*WHAT TO DO:*
Show every line of the data where the word "username" can be found.

----------

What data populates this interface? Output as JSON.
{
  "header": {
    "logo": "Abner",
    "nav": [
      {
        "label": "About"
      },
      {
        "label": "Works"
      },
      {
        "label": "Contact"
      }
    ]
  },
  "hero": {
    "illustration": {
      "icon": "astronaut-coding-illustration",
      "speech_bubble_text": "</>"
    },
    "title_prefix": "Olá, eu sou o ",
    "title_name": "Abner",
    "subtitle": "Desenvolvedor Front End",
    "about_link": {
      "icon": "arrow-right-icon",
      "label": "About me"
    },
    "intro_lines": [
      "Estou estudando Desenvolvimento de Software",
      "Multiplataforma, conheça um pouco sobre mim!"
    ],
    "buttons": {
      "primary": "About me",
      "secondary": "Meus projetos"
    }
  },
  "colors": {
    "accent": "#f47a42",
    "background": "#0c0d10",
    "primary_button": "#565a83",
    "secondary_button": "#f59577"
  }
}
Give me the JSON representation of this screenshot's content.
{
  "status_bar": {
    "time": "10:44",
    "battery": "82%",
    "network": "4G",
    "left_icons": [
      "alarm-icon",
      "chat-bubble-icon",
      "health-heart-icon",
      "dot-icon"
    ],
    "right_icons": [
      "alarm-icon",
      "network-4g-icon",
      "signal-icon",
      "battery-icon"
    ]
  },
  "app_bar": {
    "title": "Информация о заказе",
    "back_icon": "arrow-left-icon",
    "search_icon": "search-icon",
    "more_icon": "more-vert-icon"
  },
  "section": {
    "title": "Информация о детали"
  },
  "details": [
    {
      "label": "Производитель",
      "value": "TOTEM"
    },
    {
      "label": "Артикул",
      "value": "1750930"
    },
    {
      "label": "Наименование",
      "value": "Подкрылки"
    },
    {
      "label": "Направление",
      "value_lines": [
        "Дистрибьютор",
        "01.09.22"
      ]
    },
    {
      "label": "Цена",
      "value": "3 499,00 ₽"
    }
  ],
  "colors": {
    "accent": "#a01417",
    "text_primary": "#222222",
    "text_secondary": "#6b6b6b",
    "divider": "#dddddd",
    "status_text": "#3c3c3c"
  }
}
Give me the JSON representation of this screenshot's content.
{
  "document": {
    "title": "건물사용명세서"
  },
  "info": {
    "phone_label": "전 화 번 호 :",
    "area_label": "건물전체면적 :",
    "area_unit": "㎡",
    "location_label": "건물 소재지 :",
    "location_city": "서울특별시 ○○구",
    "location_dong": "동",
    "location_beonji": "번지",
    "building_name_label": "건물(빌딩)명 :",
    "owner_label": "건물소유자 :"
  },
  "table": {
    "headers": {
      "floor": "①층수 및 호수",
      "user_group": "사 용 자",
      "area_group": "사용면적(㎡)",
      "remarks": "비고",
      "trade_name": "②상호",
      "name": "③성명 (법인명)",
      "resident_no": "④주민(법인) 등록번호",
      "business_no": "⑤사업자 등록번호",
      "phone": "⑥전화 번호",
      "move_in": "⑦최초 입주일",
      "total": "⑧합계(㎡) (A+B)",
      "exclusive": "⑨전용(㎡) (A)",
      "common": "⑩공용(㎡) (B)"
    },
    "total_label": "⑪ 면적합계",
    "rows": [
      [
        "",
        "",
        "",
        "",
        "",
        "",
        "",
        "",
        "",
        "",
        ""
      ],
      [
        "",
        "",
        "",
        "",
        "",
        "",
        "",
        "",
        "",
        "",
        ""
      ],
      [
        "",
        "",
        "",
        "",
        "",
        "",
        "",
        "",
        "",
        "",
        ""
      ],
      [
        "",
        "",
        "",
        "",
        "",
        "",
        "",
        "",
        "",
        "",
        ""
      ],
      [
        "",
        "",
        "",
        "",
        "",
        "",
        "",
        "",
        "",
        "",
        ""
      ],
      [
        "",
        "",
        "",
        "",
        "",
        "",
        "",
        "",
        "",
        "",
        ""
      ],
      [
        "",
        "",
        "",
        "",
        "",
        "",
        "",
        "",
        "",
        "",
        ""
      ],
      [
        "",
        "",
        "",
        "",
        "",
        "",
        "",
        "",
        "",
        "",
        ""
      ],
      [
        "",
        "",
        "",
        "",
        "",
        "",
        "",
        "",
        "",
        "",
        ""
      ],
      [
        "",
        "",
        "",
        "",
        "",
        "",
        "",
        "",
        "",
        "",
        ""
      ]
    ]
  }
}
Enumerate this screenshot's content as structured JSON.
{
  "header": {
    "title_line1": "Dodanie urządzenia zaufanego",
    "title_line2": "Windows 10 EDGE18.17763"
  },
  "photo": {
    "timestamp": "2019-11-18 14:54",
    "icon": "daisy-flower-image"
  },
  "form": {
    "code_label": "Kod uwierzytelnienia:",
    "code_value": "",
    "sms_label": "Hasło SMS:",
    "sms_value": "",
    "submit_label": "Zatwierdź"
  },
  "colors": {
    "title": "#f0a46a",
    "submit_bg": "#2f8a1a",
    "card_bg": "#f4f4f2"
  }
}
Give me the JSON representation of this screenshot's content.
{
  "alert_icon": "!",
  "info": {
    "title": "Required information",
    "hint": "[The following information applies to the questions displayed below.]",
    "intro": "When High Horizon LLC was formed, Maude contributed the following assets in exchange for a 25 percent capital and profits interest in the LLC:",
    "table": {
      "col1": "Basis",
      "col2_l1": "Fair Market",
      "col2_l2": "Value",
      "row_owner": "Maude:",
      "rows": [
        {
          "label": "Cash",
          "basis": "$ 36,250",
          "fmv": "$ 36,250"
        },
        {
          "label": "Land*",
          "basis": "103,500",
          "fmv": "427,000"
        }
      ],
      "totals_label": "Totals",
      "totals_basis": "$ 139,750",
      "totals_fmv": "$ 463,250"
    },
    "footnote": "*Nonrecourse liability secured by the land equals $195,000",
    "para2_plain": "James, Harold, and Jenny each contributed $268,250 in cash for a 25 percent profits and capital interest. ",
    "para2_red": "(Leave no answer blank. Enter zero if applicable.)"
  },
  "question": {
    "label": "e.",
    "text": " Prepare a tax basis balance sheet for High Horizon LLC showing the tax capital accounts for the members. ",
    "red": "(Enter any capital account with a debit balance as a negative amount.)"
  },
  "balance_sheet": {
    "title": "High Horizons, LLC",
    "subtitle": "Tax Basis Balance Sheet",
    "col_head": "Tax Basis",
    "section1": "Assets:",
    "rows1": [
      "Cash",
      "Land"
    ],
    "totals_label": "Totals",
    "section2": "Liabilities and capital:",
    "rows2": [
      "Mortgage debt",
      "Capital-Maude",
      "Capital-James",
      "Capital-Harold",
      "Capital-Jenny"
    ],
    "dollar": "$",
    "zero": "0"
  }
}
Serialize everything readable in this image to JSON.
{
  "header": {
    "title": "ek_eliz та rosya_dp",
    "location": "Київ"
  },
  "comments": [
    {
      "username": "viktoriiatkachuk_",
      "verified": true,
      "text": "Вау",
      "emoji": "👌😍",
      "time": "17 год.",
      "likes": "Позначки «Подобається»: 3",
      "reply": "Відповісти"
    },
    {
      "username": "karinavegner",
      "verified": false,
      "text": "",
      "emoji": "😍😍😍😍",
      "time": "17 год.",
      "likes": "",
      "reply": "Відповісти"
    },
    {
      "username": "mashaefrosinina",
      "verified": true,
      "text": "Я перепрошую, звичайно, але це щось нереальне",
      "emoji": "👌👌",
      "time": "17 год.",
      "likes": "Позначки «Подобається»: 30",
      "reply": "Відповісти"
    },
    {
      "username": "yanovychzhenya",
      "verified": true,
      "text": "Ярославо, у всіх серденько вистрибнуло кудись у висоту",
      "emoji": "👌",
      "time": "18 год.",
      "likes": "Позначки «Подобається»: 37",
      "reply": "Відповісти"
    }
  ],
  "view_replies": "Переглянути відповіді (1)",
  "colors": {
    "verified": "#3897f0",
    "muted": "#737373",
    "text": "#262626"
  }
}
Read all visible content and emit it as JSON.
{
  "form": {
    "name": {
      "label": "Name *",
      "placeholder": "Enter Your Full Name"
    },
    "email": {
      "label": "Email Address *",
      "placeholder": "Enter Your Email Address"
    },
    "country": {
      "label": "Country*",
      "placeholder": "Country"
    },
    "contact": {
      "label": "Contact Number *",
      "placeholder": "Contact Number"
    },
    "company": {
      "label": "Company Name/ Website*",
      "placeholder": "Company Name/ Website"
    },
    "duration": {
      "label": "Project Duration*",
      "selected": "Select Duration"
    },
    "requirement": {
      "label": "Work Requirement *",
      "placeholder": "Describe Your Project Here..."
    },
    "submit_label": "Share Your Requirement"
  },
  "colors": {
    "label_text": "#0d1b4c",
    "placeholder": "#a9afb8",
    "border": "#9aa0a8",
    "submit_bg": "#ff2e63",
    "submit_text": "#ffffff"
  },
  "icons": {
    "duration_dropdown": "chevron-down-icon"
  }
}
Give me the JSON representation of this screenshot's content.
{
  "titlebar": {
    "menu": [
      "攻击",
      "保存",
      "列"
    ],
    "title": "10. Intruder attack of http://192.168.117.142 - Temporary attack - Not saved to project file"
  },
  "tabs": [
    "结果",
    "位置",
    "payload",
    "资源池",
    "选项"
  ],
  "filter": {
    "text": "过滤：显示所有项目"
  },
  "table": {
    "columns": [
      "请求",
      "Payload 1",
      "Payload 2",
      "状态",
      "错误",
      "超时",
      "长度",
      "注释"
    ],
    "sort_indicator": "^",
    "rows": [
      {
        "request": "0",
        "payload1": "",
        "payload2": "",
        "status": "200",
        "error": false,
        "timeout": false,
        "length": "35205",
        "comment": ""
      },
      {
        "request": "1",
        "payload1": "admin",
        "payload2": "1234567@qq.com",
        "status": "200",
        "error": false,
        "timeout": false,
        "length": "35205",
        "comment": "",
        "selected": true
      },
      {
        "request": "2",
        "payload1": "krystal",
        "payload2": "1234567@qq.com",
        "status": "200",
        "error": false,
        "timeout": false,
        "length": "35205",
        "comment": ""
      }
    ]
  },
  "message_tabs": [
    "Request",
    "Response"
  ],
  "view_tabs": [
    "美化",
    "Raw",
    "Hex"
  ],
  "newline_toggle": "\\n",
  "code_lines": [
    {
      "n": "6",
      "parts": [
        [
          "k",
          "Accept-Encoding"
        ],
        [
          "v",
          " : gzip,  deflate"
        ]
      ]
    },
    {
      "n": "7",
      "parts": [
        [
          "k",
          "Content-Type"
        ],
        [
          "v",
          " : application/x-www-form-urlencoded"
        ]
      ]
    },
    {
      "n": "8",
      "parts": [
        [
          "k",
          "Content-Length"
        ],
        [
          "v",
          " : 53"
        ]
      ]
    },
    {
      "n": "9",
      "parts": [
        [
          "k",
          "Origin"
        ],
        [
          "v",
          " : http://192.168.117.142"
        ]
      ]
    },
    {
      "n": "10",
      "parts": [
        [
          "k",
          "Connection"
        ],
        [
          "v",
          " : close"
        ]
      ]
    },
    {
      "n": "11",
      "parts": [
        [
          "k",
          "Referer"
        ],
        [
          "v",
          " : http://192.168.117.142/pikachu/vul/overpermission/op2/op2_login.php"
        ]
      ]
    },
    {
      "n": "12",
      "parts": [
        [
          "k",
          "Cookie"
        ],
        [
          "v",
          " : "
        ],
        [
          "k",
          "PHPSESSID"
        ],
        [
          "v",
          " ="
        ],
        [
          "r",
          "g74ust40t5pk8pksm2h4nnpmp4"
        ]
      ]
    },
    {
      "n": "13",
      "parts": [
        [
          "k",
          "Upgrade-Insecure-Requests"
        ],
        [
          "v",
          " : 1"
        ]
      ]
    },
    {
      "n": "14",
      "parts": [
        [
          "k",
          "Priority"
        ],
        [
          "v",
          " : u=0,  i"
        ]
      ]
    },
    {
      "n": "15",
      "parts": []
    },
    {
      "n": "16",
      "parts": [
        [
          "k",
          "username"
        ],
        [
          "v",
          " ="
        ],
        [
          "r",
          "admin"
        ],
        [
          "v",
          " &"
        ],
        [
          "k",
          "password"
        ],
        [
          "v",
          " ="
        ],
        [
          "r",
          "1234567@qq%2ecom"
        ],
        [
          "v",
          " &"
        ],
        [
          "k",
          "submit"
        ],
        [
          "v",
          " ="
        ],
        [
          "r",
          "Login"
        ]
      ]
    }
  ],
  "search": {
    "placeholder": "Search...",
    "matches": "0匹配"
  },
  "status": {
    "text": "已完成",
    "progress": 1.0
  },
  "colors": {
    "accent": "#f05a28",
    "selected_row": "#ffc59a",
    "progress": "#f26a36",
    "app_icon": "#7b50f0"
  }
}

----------

*WRITTEN SOLUTION:*
      "username": "viktoriiatkachuk_",
      "username": "karinavegner",
      "username": "mashaefrosinina",
      "username": "yanovychzhenya",
          "username"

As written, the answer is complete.